**What to do:** Would it be possible to write out each entry below exactly, without the pictures?

========================

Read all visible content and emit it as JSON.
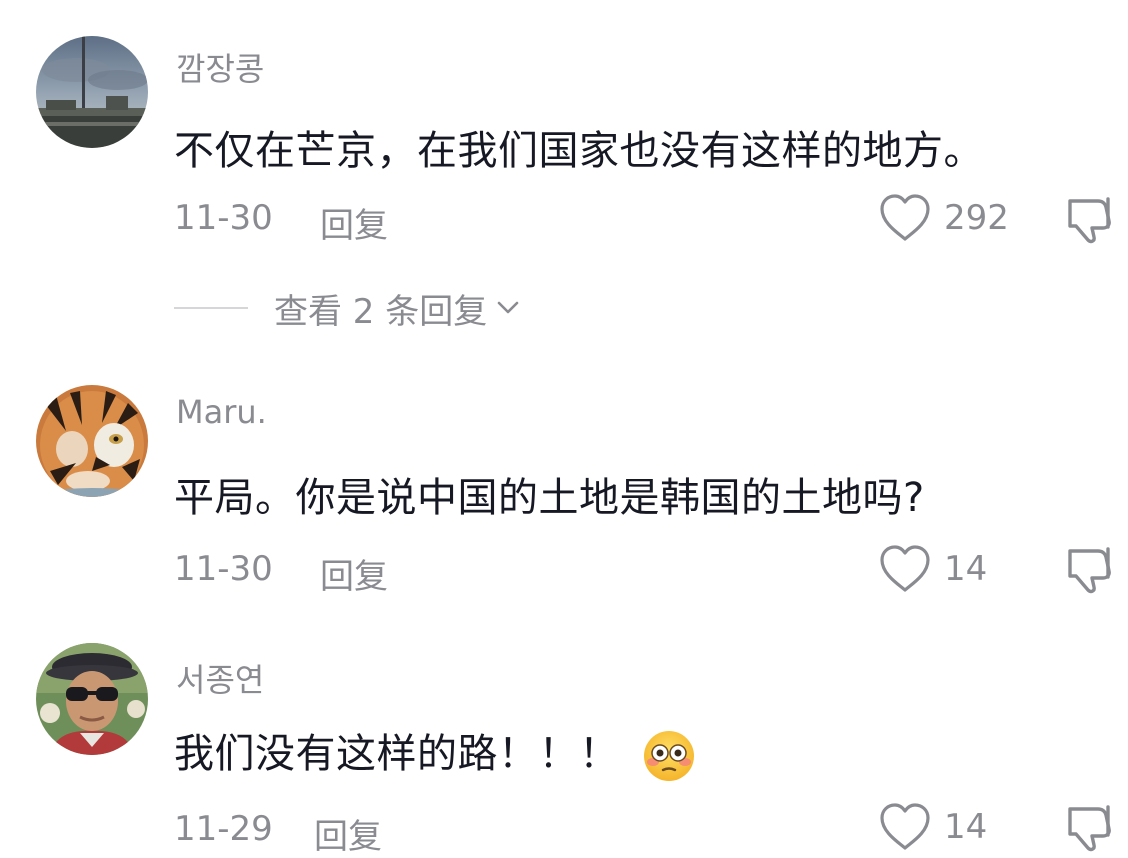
{
  "comments": [
    {
      "username": "깜장콩",
      "text": "不仅在芒京，在我们国家也没有这样的地方。",
      "date": "11-30",
      "reply_label": "回复",
      "likes": "292",
      "view_replies": "查看 2 条回复",
      "avatar": "avatar-seaside-photo"
    },
    {
      "username": "Maru.",
      "text": "平局。你是说中国的土地是韩国的土地吗?",
      "date": "11-30",
      "reply_label": "回复",
      "likes": "14",
      "avatar": "avatar-tiger-photo"
    },
    {
      "username": "서종연",
      "text": "我们没有这样的路！！！",
      "emoji": "flushed-face-emoji",
      "date": "11-29",
      "reply_label": "回复",
      "likes": "14",
      "avatar": "avatar-man-sunglasses-photo"
    }
  ],
  "icons": {
    "like": "heart-outline-icon",
    "dislike": "thumbs-down-icon",
    "expand": "chevron-down-icon"
  },
  "colors": {
    "text_primary": "#161823",
    "text_secondary": "#8a8b91"
  }
}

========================

**Output below:**
Read all visible content and emit it as JSON.
{
  "comments": [
    {
      "username": "깜장콩",
      "text": "不仅在芒京，在我们国家也没有这样的地方。",
      "date": "11-30",
      "reply_label": "回复",
      "likes": "292",
      "view_replies": "查看 2 条回复",
      "avatar": "avatar-seaside-photo"
    },
    {
      "username": "Maru.",
      "text": "平局。你是说中国的土地是韩国的土地吗?",
      "date": "11-30",
      "reply_label": "回复",
      "likes": "14",
      "avatar": "avatar-tiger-photo"
    },
    {
      "username": "서종연",
      "text": "我们没有这样的路！！！",
      "emoji": "flushed-face-emoji",
      "date": "11-29",
      "reply_label": "回复",
      "likes": "14",
      "avatar": "avatar-man-sunglasses-photo"
    }
  ],
  "icons": {
    "like": "heart-outline-icon",
    "dislike": "thumbs-down-icon",
    "expand": "chevron-down-icon"
  },
  "colors": {
    "text_primary": "#161823",
    "text_secondary": "#8a8b91"
  }
}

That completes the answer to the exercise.